Imagine for a moment, that China invaded America and took control of everything west of the Mississippi River and was responsible for the death and torture of millions of your fellow Americans. God then calls you out of the remaining portion of America and tells you to go to Beijing and tell the people there to repent. Begrudgingly, you go and they repent and God turns away His wrath from the nation that is responsible for the swallowing up of 60-70% of yours. Anyone else beginning to understand why Jonah felt the way he did?

Please don’t misunderstand, I am not trying to justify Jonah’s anger or his bitterness toward God. I am just trying to pull out the depth of emotion in this very short book that I think gives much more weight and clarity to what was really going on.

The first thing that struck me was the level of Gods compassion and eagerness to turn away His wrath. This was not just a small city that stood on its own. This wasn’t even a massive city that stood on its own. This was the main hub of the only world superpower of its time but because of the repentance of Nineveh, God chose to delay His judgment on the nation of Assyria. We learn in Nahum that their repentance didn’t last long and that judgment still came to Nineveh. So why bother sending Jonah in the first place and not just execute judgment? In Jonah 4:11, God says, “and should I not have concern for the great city of Nineveh, in which there are more than 120,000 people who cannot tell their right hand from their left-and also many animals?” Yes, He cares about the animals too but that’s not the focus. Even though Nineveh reverted back to its wickedness and idolatry after a couple generations, we don’t know how many of those 120,000 of that first generation actually kept the faith. That’s what God was after, the people who didn’t  know any better. We live in a world today full of people who don’t know any better except to live wickedly just like they have been taught to do by the generations before them and so on. Do we have the same compassion toward them as God had toward the Ninevites?

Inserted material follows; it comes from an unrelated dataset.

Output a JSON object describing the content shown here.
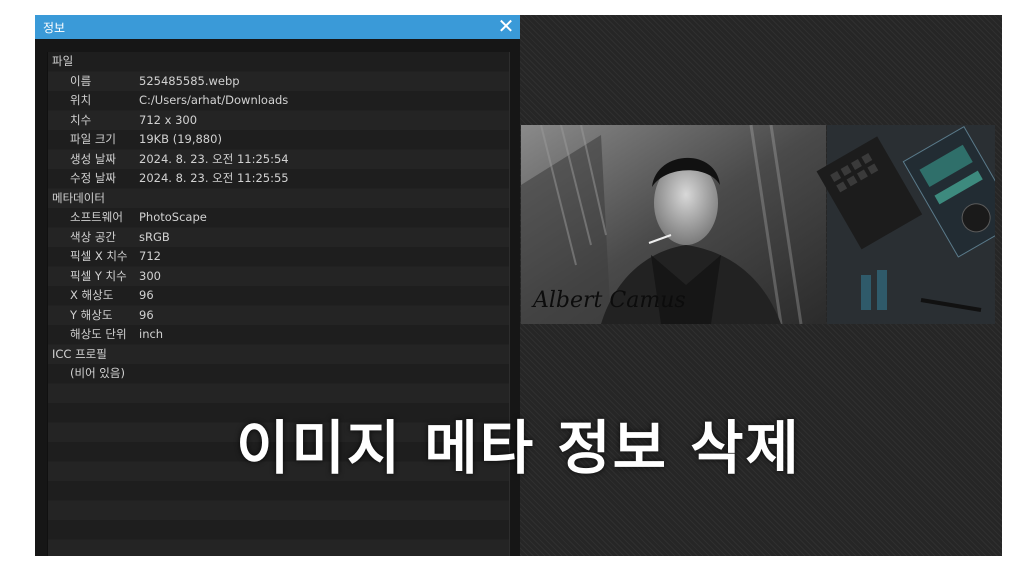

The second thing that struck me was something that I had to take some time to introspect and ponder. I believe that Jonah felt personally offended by the wickedness of Assyria and their responsibility for the captivity and dispersion of his own people and that is why he reacted so emotionally to Gods compassion toward the Ninevites. The Lord then asked me a question, “what do YOU do when someone who has hurt you, repents and finds me?” This could be anyone from an ex best friend, to someone who always rubbed you the wrong way, or even more fitting, someone who hurt someone you love? Do we meet their repentance with the same anger and skepticism Jonah did the Ninevites? Do we get frustrated when we start to see God blessing their life? Do we question the authenticity of their salvation because we don’t think they will keep the faith for long? Are we actually angry with God for accepting them? Shame on us for not rejoicing with them and offering prayer or encouragement if/when appropriate.

As we’ve seen, through a little bit of digging, there is much more to the story of Jonah than what is written. I find cultural context to be one of the best tools we can use to help us properly understand and interpret scripture. In closing, I want to ask the question, does your heart look more like Jonah’s or more like God’s? As you reflect, you may be shocked to realize just how much you can identify with Jonah. I know I did. 

Please feel free to comment any thoughts, questions, disagreements, or concerns. I love to dialogue. I pray you are blessed and brought into a deeper relationship with our Heavenly Father through this study. Shalom.

-Jonathan